Studios often sanitize movies to make them more appealing to a mass audience. American children under the age of 18 typically can’t see an R-rated movie without parental supervision. They also can’t purchase these films on home video. This can have an impact on the amount of money a film makes.
This is a fact of the industry, but it doesn’t mean that it should determine every creative choice producers and directors make. The dirty, violent, rough-around-the-edges science fiction films of the past attracted audiences for many different reasons, but a key one was simply their “attitude.” These movies were like the cinematic equivalent of rock ‘n roll for many viewers when they were first released. Instead of pandering to the widest audience possible, they embraced a more abrasive, gritty tone.
It’s also important to be clear that this decision wasn’t gratuitous. Again, there are plenty of science fiction films that don’t require violence in order to work. But when the film is supposed to be a dystopian vision of the future, where violence is simply a fact of life, not being afraid to show it is the best decision.
That’s what makes movies like Death Race so refreshing when they come along. The massive returns generated by superhero movies have unfortunately resulted in some industry trends that limit what types of movies can get made. Superhero movies are essentially sci-fi films, but they’re family-friendly sci-fi. That’s perfectly fine when you’re making a movie that’s meant to attract both children and adults, but it can cause studios to focus more resources on developing those types of movies, while ignoring other forms of sci-fi.
In fact, it’s fitting that Death Race is essentially a remake/reboot of a film from the ‘70s. During that era, it wasn’t at all uncommon for studios to release plenty of genre movies that weren’t meant to break box office records or sell more toys. These movies were made for teenagers and adults who enjoyed a little edge with their science-fiction.

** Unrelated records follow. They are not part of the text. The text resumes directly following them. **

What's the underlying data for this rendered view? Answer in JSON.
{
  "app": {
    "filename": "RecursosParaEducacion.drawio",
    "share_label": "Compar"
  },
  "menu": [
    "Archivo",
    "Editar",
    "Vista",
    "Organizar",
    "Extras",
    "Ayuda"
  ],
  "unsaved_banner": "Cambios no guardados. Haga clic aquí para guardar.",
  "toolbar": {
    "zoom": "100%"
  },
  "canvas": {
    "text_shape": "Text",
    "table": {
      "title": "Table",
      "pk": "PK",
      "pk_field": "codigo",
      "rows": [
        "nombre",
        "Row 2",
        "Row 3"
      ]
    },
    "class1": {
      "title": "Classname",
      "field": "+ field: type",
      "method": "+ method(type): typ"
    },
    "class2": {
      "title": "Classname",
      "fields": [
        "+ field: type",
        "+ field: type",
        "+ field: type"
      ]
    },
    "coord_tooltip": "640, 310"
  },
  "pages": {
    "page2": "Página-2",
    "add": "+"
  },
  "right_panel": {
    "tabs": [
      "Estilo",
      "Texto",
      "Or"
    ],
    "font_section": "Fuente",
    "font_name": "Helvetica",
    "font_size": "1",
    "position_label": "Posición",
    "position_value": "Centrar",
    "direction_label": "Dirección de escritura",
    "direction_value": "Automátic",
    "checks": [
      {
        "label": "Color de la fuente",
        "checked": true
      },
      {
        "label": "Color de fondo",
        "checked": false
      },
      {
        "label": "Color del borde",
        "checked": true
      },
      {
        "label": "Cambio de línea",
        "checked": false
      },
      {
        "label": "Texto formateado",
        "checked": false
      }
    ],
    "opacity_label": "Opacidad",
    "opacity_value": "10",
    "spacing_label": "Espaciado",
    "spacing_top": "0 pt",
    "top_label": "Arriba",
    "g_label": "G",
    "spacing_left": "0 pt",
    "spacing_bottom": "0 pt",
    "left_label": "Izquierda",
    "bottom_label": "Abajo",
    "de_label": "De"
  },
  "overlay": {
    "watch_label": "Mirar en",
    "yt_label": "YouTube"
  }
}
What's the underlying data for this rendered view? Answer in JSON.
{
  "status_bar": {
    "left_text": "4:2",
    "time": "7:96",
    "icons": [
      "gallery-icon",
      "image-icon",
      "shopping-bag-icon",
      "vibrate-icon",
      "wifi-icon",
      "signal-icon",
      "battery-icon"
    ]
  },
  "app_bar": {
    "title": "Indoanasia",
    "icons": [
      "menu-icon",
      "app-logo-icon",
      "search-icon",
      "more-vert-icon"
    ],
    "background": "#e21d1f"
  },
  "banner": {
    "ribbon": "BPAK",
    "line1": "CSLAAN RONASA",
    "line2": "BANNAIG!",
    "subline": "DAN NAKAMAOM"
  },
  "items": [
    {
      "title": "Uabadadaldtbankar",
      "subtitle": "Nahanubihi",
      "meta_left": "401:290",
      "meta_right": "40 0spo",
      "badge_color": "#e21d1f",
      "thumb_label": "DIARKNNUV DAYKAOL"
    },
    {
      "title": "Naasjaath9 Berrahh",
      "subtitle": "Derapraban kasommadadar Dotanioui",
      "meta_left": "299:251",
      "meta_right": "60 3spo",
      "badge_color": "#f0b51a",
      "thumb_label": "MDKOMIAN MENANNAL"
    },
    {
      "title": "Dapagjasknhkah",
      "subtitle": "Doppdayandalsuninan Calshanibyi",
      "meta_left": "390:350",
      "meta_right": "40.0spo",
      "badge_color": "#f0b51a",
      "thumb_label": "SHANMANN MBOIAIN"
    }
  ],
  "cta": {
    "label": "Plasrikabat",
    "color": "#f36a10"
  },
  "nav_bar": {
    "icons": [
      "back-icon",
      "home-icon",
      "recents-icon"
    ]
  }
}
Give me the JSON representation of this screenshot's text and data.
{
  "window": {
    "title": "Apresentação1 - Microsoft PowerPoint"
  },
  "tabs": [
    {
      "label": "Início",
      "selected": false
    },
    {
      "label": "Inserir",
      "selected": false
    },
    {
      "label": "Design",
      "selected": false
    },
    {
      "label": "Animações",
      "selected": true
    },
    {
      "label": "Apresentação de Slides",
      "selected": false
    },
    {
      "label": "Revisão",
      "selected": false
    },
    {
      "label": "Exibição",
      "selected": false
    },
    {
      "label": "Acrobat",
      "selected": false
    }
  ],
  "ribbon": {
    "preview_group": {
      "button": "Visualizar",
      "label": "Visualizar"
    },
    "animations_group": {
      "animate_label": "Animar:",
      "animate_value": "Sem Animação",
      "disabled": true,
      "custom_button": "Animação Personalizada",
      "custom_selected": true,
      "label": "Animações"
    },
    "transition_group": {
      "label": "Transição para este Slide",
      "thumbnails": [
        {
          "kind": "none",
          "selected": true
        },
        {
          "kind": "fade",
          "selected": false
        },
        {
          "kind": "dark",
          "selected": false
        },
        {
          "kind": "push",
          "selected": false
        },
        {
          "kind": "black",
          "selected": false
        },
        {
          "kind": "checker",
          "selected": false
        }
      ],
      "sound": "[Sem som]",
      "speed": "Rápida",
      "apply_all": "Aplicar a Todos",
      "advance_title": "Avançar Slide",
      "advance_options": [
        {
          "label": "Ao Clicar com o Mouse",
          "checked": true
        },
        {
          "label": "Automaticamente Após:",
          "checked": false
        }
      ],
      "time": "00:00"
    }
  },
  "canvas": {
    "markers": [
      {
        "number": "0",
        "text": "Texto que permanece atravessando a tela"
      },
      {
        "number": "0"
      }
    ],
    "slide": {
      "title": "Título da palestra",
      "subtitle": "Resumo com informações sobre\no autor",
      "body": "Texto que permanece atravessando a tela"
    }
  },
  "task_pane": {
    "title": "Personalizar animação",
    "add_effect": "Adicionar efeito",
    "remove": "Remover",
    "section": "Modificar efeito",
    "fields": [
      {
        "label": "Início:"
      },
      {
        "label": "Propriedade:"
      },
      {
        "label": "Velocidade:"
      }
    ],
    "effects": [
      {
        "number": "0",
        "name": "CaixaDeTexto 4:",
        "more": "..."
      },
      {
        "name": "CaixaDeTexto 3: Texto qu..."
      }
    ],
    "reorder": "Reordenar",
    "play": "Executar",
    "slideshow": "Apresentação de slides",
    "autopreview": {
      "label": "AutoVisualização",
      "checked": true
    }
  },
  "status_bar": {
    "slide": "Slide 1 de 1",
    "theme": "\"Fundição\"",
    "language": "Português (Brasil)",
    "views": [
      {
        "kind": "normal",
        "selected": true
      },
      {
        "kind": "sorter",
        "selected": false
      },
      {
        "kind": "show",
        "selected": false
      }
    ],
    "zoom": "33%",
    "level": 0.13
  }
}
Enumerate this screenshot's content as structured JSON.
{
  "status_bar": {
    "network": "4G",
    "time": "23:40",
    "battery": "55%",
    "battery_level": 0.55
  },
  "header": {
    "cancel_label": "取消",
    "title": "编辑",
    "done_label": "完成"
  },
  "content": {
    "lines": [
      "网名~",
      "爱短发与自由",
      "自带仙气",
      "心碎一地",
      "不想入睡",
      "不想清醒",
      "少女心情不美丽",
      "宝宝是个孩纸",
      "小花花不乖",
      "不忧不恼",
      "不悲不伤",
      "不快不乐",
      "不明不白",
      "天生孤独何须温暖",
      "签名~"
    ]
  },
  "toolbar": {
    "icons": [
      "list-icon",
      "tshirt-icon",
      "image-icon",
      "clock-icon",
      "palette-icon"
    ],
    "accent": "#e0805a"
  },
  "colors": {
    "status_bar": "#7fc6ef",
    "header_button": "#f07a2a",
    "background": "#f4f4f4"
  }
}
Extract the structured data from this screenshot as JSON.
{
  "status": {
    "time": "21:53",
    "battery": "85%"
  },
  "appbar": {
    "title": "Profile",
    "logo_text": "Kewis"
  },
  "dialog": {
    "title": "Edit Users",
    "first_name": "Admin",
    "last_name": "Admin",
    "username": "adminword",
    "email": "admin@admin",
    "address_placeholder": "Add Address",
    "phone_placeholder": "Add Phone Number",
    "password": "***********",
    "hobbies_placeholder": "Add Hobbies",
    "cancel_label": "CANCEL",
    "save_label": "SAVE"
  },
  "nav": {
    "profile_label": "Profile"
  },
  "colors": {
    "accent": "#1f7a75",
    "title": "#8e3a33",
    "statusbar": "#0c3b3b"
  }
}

Death Race continues that tradition. First, it boasts the type of cast that made movies like the original Terminator stand out. Jason Statham, of course, is perfect as a testosterone-driven protagonist in a bleak dystopian hellscape. Joan Allen and Ian McShane lend a degree of gravitas to the film; people tend to forget that the classic, violent sci-fi films of the past often featured very talented performers. Tyrese Gibson helps round out the cast by injecting his character with a dynamic charisma that plays against Statham’s trademark stoicism.
That’s essential when updating this type of material. The wrong director for the project would be the type of director who doesn’t care for the genre, but sees the movie as an opportunity to demonstrate his skills or make his own statement outside of any statement the story itself makes. Paul W.S. Anderson isn’t that type of director. He comes across as the type who likely wants to not only make more of these movies, but also see them as a fan. His enthusiasm for the material influences the finished product in very clear ways.
The fact of the matter is, gritty sci-fi is often hard to come by due to industry trends. That’s why, when filmmakers who are passionate about the types of movies they enjoyed as kids manage to get a movie like Death Race made, it’s worth applauding their efforts. Of course, violent-sci-fi is not inherently better than other forms of the genre, but it can be entertaining, and it’s not something Hollywood provides viewers with extremely often. The few times they do, it’s a treat for many fans.